One of the most interesting of these years is the VCA Vision Computing Acceleration Card series, which is mainly used for codec and streaming of high-definition video, but now it’s coming to an end. The Intel VCA acceleration card looks like a game graphics card, integrating three special E3-1585L v5 processors, 14nm process, Skylake architecture, 4 core 8 threads, main frequency 3.0-3.8GHz, integrated Iris Pro P580 core graphics card, eDRAM cache embedded graphics card, thermal power consumption 45W on a standard PCIe 3.0 x16 expansion card.
Based on Intel QuickSync technology, the card accelerates video transcoding, frame stakes can reach 30FPS, the entire card thermal design power consumption of 235W, 8 plus 6 pin auxiliary power supply, dual fan cooling.
It certainly doesn’t have HDMI, DisplayPort, these video output interfaces, but two RJ-45 network interfaces.
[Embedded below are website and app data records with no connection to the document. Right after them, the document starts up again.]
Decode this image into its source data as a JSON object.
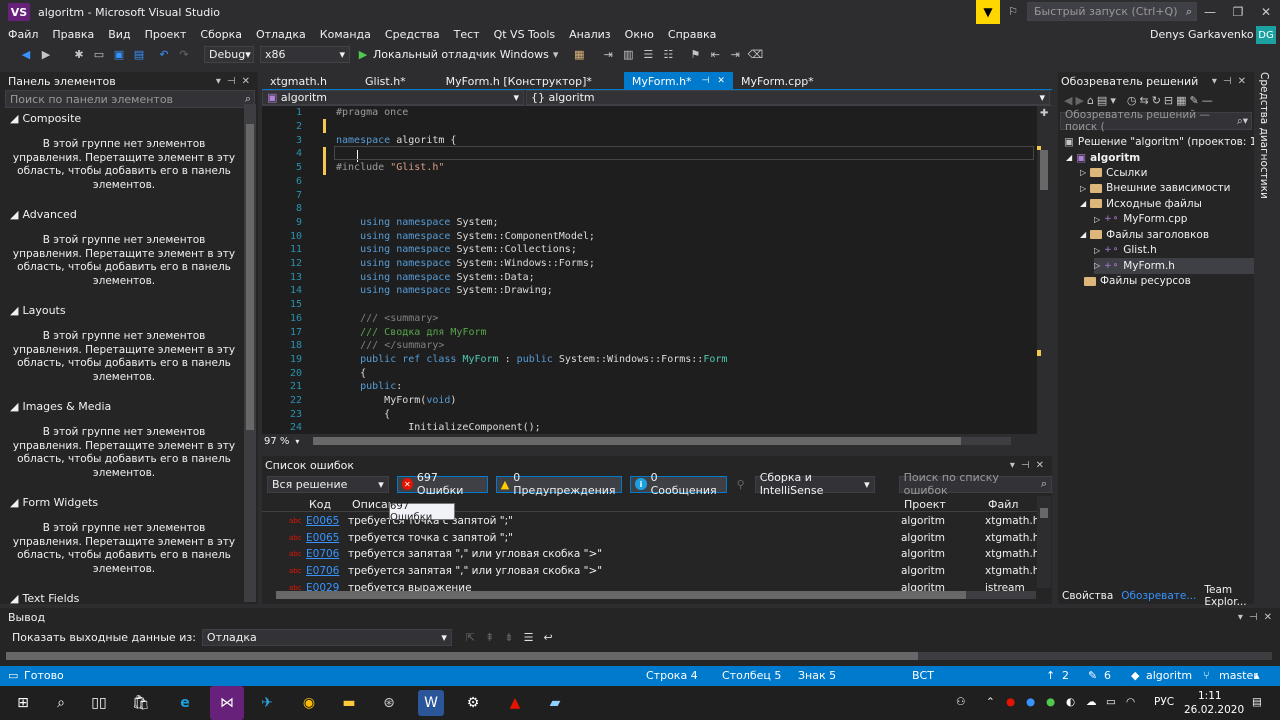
{
  "window": {
    "title": "algoritm - Microsoft Visual Studio",
    "quick_launch_placeholder": "Быстрый запуск (Ctrl+Q)"
  },
  "menu": [
    "Файл",
    "Правка",
    "Вид",
    "Проект",
    "Сборка",
    "Отладка",
    "Команда",
    "Средства",
    "Тест",
    "Qt VS Tools",
    "Анализ",
    "Окно",
    "Справка"
  ],
  "user": {
    "name": "Denys Garkavenko",
    "initials": "DG"
  },
  "toolbar": {
    "config": "Debug",
    "platform": "x86",
    "debugger": "Локальный отладчик Windows"
  },
  "toolbox": {
    "title": "Панель элементов",
    "search_placeholder": "Поиск по панели элементов",
    "empty_message": "В этой группе нет элементов управления. Перетащите элемент в эту область, чтобы добавить его в панель элементов.",
    "groups": [
      "Composite",
      "Advanced",
      "Layouts",
      "Images & Media",
      "Form Widgets",
      "Text Fields"
    ]
  },
  "editor": {
    "tabs": [
      "xtgmath.h",
      "Glist.h*",
      "MyForm.h [Конструктор]*",
      "MyForm.h*",
      "MyForm.cpp*"
    ],
    "active_tab": 3,
    "nav_left": "algoritm",
    "nav_right": "{} algoritm",
    "zoom": "97 %",
    "lines": [
      {
        "n": "1",
        "html": "<span class='pp'>#pragma once</span>"
      },
      {
        "n": "2",
        "html": ""
      },
      {
        "n": "3",
        "html": "<span class='kw'>namespace</span> <span class='pl'>algoritm {</span>"
      },
      {
        "n": "4",
        "html": ""
      },
      {
        "n": "5",
        "html": "<span class='pp'>#include</span> <span class='str'>\"Glist.h\"</span>"
      },
      {
        "n": "6",
        "html": ""
      },
      {
        "n": "7",
        "html": ""
      },
      {
        "n": "8",
        "html": ""
      },
      {
        "n": "9",
        "html": "    <span class='kw'>using namespace</span> <span class='pl'>System;</span>"
      },
      {
        "n": "10",
        "html": "    <span class='kw'>using namespace</span> <span class='pl'>System::ComponentModel;</span>"
      },
      {
        "n": "11",
        "html": "    <span class='kw'>using namespace</span> <span class='pl'>System::Collections;</span>"
      },
      {
        "n": "12",
        "html": "    <span class='kw'>using namespace</span> <span class='pl'>System::Windows::Forms;</span>"
      },
      {
        "n": "13",
        "html": "    <span class='kw'>using namespace</span> <span class='pl'>System::Data;</span>"
      },
      {
        "n": "14",
        "html": "    <span class='kw'>using namespace</span> <span class='pl'>System::Drawing;</span>"
      },
      {
        "n": "15",
        "html": ""
      },
      {
        "n": "16",
        "html": "    <span class='xml'>///</span> <span class='xml'>&lt;summary&gt;</span>"
      },
      {
        "n": "17",
        "html": "    <span class='cm'>/// Сводка для MyForm</span>"
      },
      {
        "n": "18",
        "html": "    <span class='xml'>///</span> <span class='xml'>&lt;/summary&gt;</span>"
      },
      {
        "n": "19",
        "html": "    <span class='kw'>public ref class</span> <span class='ty'>MyForm</span> <span class='pl'>:</span> <span class='kw'>public</span> <span class='pl'>System::Windows::Forms::</span><span class='ty'>Form</span>"
      },
      {
        "n": "20",
        "html": "    <span class='pl'>{</span>"
      },
      {
        "n": "21",
        "html": "    <span class='kw'>public</span><span class='pl'>:</span>"
      },
      {
        "n": "22",
        "html": "        <span class='pl'>MyForm(</span><span class='kw'>void</span><span class='pl'>)</span>"
      },
      {
        "n": "23",
        "html": "        <span class='pl'>{</span>"
      },
      {
        "n": "24",
        "html": "            <span class='pl'>InitializeComponent();</span>"
      }
    ]
  },
  "error_list": {
    "title": "Список ошибок",
    "scope": "Вся решение",
    "errors_label": "697 Ошибки",
    "warnings_label": "0 Предупреждения",
    "messages_label": "0 Сообщения",
    "build_filter": "Сборка и IntelliSense",
    "search_placeholder": "Поиск по списку ошибок",
    "tooltip": "697 Ошибки",
    "columns": [
      "Код",
      "Описан",
      "Проект",
      "Файл"
    ],
    "rows": [
      {
        "code": "E0065",
        "desc": "требуется точка с запятой \";\"",
        "project": "algoritm",
        "file": "xtgmath.h"
      },
      {
        "code": "E0065",
        "desc": "требуется точка с запятой \";\"",
        "project": "algoritm",
        "file": "xtgmath.h"
      },
      {
        "code": "E0706",
        "desc": "требуется запятая \",\" или угловая скобка \">\"",
        "project": "algoritm",
        "file": "xtgmath.h"
      },
      {
        "code": "E0706",
        "desc": "требуется запятая \",\" или угловая скобка \">\"",
        "project": "algoritm",
        "file": "xtgmath.h"
      },
      {
        "code": "E0029",
        "desc": "требуется выражение",
        "project": "algoritm",
        "file": "istream"
      }
    ]
  },
  "solution": {
    "title": "Обозреватель решений",
    "search_placeholder": "Обозреватель решений — поиск (",
    "root": "Решение \"algoritm\"  (проектов: 1)",
    "project": "algoritm",
    "items": [
      {
        "label": "Ссылки",
        "depth": 1
      },
      {
        "label": "Внешние зависимости",
        "depth": 1
      },
      {
        "label": "Исходные файлы",
        "depth": 1
      },
      {
        "label": "MyForm.cpp",
        "depth": 2
      },
      {
        "label": "Файлы заголовков",
        "depth": 1
      },
      {
        "label": "Glist.h",
        "depth": 2
      },
      {
        "label": "MyForm.h",
        "depth": 2
      },
      {
        "label": "Файлы ресурсов",
        "depth": 1
      }
    ],
    "bottom_tabs": [
      "Свойства",
      "Обозревате...",
      "Team Explor..."
    ],
    "diag_label": "Средства диагностики"
  },
  "output": {
    "title": "Вывод",
    "show_from_label": "Показать выходные данные из:",
    "source": "Отладка"
  },
  "status": {
    "ready": "Готово",
    "line": "Строка 4",
    "col": "Столбец 5",
    "char": "Знак 5",
    "mode": "ВСТ",
    "up_count": "2",
    "edit_count": "6",
    "repo": "algoritm",
    "branch": "master"
  },
  "taskbar": {
    "lang": "РУС",
    "time": "1:11",
    "date": "26.02.2020"
  }
}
According to Intel’s latest notice, the VCA2 series of accelerated cards will enter the discontinued de-listing process from May 22, stop receiving orders after August 1, be non-refundable after September 1, and stop shipping after December 1.
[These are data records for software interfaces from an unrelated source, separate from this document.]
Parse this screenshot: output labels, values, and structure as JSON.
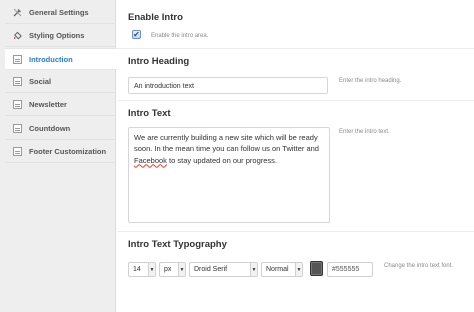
{
  "sidebar": {
    "items": [
      {
        "label": "General Settings",
        "icon": "wrench-icon"
      },
      {
        "label": "Styling Options",
        "icon": "paint-bucket-icon"
      },
      {
        "label": "Introduction",
        "icon": "grid-icon"
      },
      {
        "label": "Social",
        "icon": "grid-icon"
      },
      {
        "label": "Newsletter",
        "icon": "grid-icon"
      },
      {
        "label": "Countdown",
        "icon": "grid-icon"
      },
      {
        "label": "Footer Customization",
        "icon": "grid-icon"
      }
    ],
    "active_index": 2,
    "active_color": "#2a7fc0"
  },
  "enable_intro": {
    "title": "Enable Intro",
    "checkbox_label": "Enable the intro area.",
    "checked": true
  },
  "intro_heading": {
    "title": "Intro Heading",
    "value": "An introduction text",
    "hint": "Enter the intro heading."
  },
  "intro_text": {
    "title": "Intro Text",
    "value_before": "We are currently building a new site which will be ready soon. In the mean time you can follow us on Twitter and ",
    "value_misspelled": "Facebook",
    "value_after": " to stay updated on our progress.",
    "hint": "Enter the intro text."
  },
  "typography": {
    "title": "Intro Text Typography",
    "size": "14",
    "unit": "px",
    "font": "Droid Serif",
    "weight": "Normal",
    "color": "#555555",
    "hint": "Change the intro text font."
  }
}
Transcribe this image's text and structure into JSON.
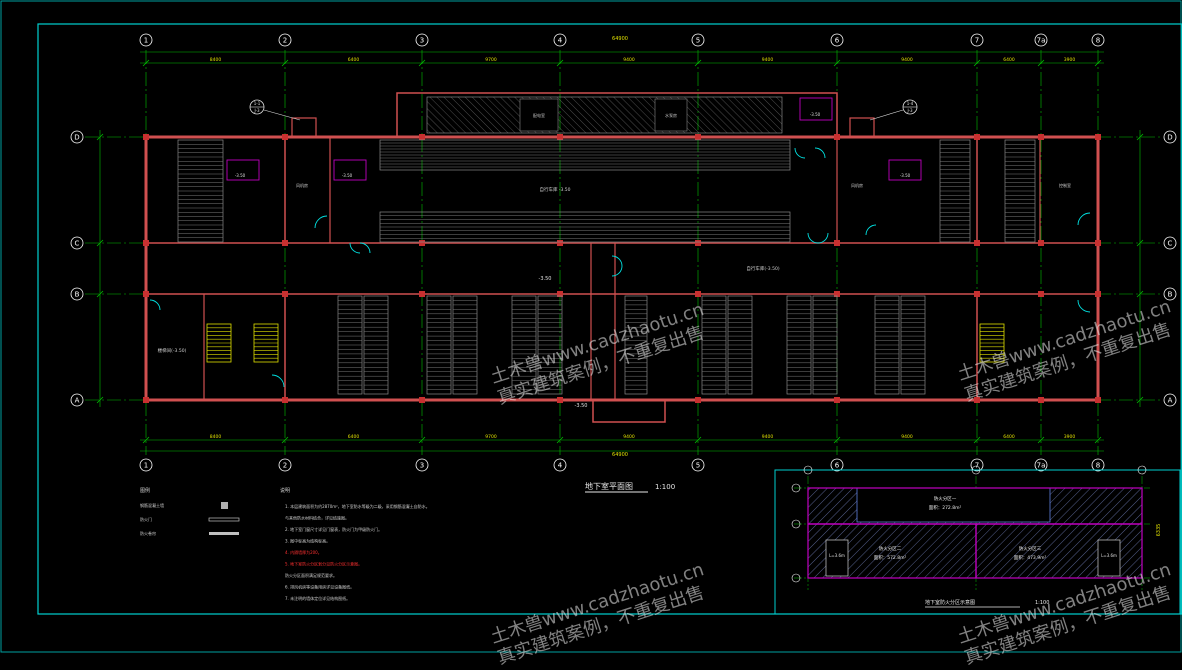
{
  "drawing": {
    "main_title": "地下室平面图",
    "main_scale": "1:100",
    "sub_title": "地下室防火分区示意图",
    "sub_scale": "1:100",
    "overall_dimension": "64900",
    "right_dimension": "6335"
  },
  "axes": {
    "columns": [
      "1",
      "2",
      "3",
      "4",
      "5",
      "6",
      "7",
      "7a",
      "8"
    ],
    "rows": [
      "D",
      "C",
      "B",
      "A"
    ]
  },
  "dims_top": [
    "8400",
    "6400",
    "9700",
    "9400",
    "9400",
    "9400",
    "6400",
    "3900"
  ],
  "dims_bottom": [
    "8400",
    "6400",
    "9700",
    "9400",
    "9400",
    "9400",
    "6400",
    "3900"
  ],
  "rooms": {
    "central_hall": "自行车库 -3.50",
    "east_hall": "自行车库(-3.50)",
    "west_stair": "楼梯间(-3.50)",
    "level_mark": "-3.50",
    "equip_room_1": "配电室",
    "equip_room_2": "水泵房",
    "equip_room_3": "风机房",
    "equip_room_4": "控制室"
  },
  "callouts": {
    "left": [
      "1-1",
      "J-3"
    ],
    "right": [
      "1-4",
      "J-3"
    ]
  },
  "legend": {
    "heading": "图例",
    "items": [
      "钢筋混凝土墙",
      "防火门",
      "防火卷帘"
    ]
  },
  "notes": {
    "heading": "说明",
    "lines": [
      "1. 本层建筑面积为约2870m²，地下室防水等级为二级，采用钢筋混凝土自防水。",
      "   与其他防水材料结合，详见结施图。",
      "2. 地下室门窗尺寸详见门窗表，防火门为甲级防火门。",
      "3. 图中标高为结构标高。",
      "4. 内隔墙厚为200。",
      "5. 地下室防火分区划分见防火分区示意图。",
      "   防火分区面积满足规范要求。",
      "6. 排风机房等设备用房详见设备图纸。",
      "7. 未注明的墙体定位详见结构图纸。"
    ],
    "red_lines": [
      4,
      5
    ]
  },
  "fire_zones": {
    "zone1": "防火分区一",
    "zone1_area": "面积：272.8m²",
    "zone2": "防火分区二",
    "zone2_area": "面积：572.8m²",
    "zone3": "防火分区三",
    "zone3_area": "面积：473.9m²",
    "exit_left": "L=3.6m",
    "exit_right": "L=3.6m"
  },
  "watermark": {
    "line1": "土木兽www.cadzhaotu.cn",
    "line2": "真实建筑案例，不重复出售"
  },
  "colors": {
    "background": "#000000",
    "wall": "#d05050",
    "axis": "#00c000",
    "dimension": "#e0e000",
    "frame": "#00d0d0",
    "bubble": "#ffffff",
    "stair": "#e0e000",
    "fire_zone_boundary": "#c000c0",
    "fire_zone_hatch": "#6080e0"
  }
}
However, the VCA2 series can also be treated with other never-before-seen benefits after retirement: Intel will still provide reasonable debugging technical support to its customers during the warranty period, and will provide as reasonable a solution as possible if it is not guaranteed to fix them.
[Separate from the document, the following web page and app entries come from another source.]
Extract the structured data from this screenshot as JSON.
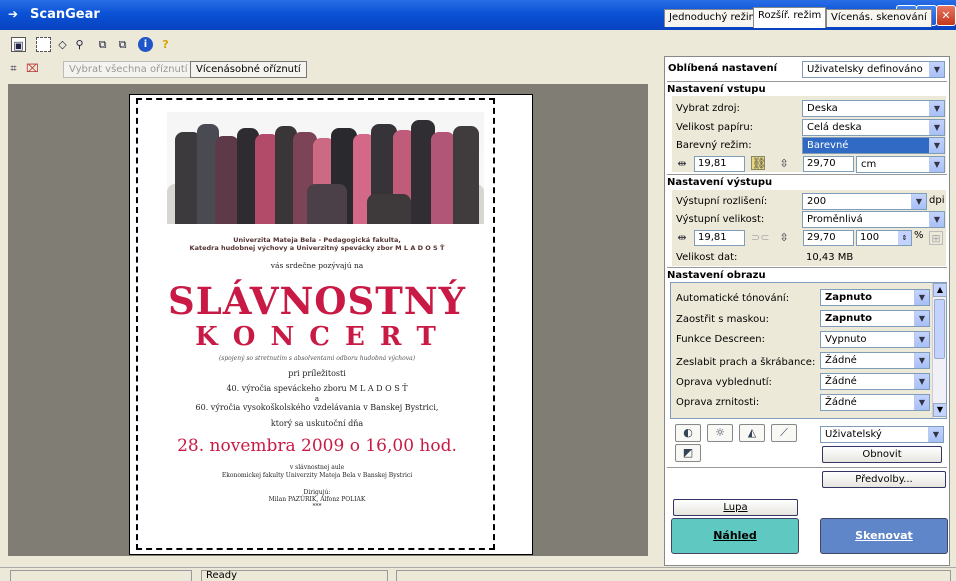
{
  "window": {
    "title": "ScanGear"
  },
  "toolbar": {
    "icons": [
      "thumbnail-icon",
      "select-frame-icon",
      "eraser-icon",
      "zoom-icon",
      "select-all-icon",
      "copy-icon",
      "info-icon",
      "help-icon"
    ],
    "info_glyph": "i",
    "help_glyph": "?"
  },
  "cropbar": {
    "select_all_label": "Vybrat všechna oříznutí",
    "multi_crop_label": "Vícenásobné oříznutí"
  },
  "tabs": [
    "Jednoduchý režim",
    "Rozšíř. režim",
    "Vícenás. skenování"
  ],
  "active_tab": 1,
  "favorites": {
    "label": "Oblíbená nastavení",
    "value": "Uživatelsky definováno"
  },
  "input_settings": {
    "heading": "Nastavení vstupu",
    "source_label": "Vybrat zdroj:",
    "source_value": "Deska",
    "paper_label": "Velikost papíru:",
    "paper_value": "Celá deska",
    "color_label": "Barevný režim:",
    "color_value": "Barevné",
    "width": "19,81",
    "height": "29,70",
    "unit": "cm"
  },
  "output_settings": {
    "heading": "Nastavení výstupu",
    "resolution_label": "Výstupní rozlišení:",
    "resolution_value": "200",
    "resolution_unit": "dpi",
    "size_label": "Výstupní velikost:",
    "size_value": "Proměnlivá",
    "width": "19,81",
    "height": "29,70",
    "scale": "100",
    "scale_unit": "%",
    "data_size_label": "Velikost dat:",
    "data_size_value": "10,43 MB"
  },
  "image_settings": {
    "heading": "Nastavení obrazu",
    "rows": [
      {
        "label": "Automatické tónování:",
        "value": "Zapnuto",
        "bold": true
      },
      {
        "label": "Zaostřit s maskou:",
        "value": "Zapnuto",
        "bold": true
      },
      {
        "label": "Funkce Descreen:",
        "value": "Vypnuto",
        "bold": false
      },
      {
        "label": "Zeslabit prach a škrábance:",
        "value": "Žádné",
        "bold": false
      },
      {
        "label": "Oprava vyblednutí:",
        "value": "Žádné",
        "bold": false
      },
      {
        "label": "Oprava zrnitosti:",
        "value": "Žádné",
        "bold": false
      }
    ]
  },
  "color_tools": {
    "preset_value": "Uživatelský",
    "reset_label": "Obnovit"
  },
  "preferences_label": "Předvolby...",
  "zoom_label": "Lupa",
  "preview_label": "Náhled",
  "scan_label": "Skenovat",
  "status": {
    "text": "Ready"
  },
  "poster": {
    "university_line1": "Univerzita Mateja Bela - Pedagogická fakulta,",
    "university_line2": "Katedra hudobnej výchovy a Univerzitný spevácky zbor  M L A D O S Ť",
    "invite": "vás srdečne pozývajú na",
    "title1": "SLÁVNOSTNÝ",
    "title2": "K O N C E R T",
    "subtitle": "(spojený so stretnutím s absolventami odboru hudobná výchova)",
    "occasion": "pri príležitosti",
    "line_a": "40. výročia speváckeho zboru M L A D O S Ť",
    "line_and": "a",
    "line_b": "60. výročia vysokoškolského vzdelávania v Banskej Bystrici,",
    "line_c": "ktorý sa uskutoční dňa",
    "date": "28. novembra 2009 o 16,00 hod.",
    "venue1": "v slávnostnej aule",
    "venue2": "Ekonomickej fakulty Univerzity Mateja Bela v Banskej Bystrici",
    "conductors_label": "Dirigujú:",
    "conductors": "Milan PAZÚRIK, Alfonz POLIAK",
    "stars": "***"
  },
  "colors": {
    "titlebar": "#0a52d6",
    "preview_button": "#5fc8c0",
    "scan_button": "#5f86c8",
    "poster_red": "#c81a45"
  }
}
The VCA2 series was quickly retired, the VCA3 series was never announced, and it looks like Intel’s special product line is about to disappear completely, and its work may be replaced by AI, Xe, FPGA and other products in the future.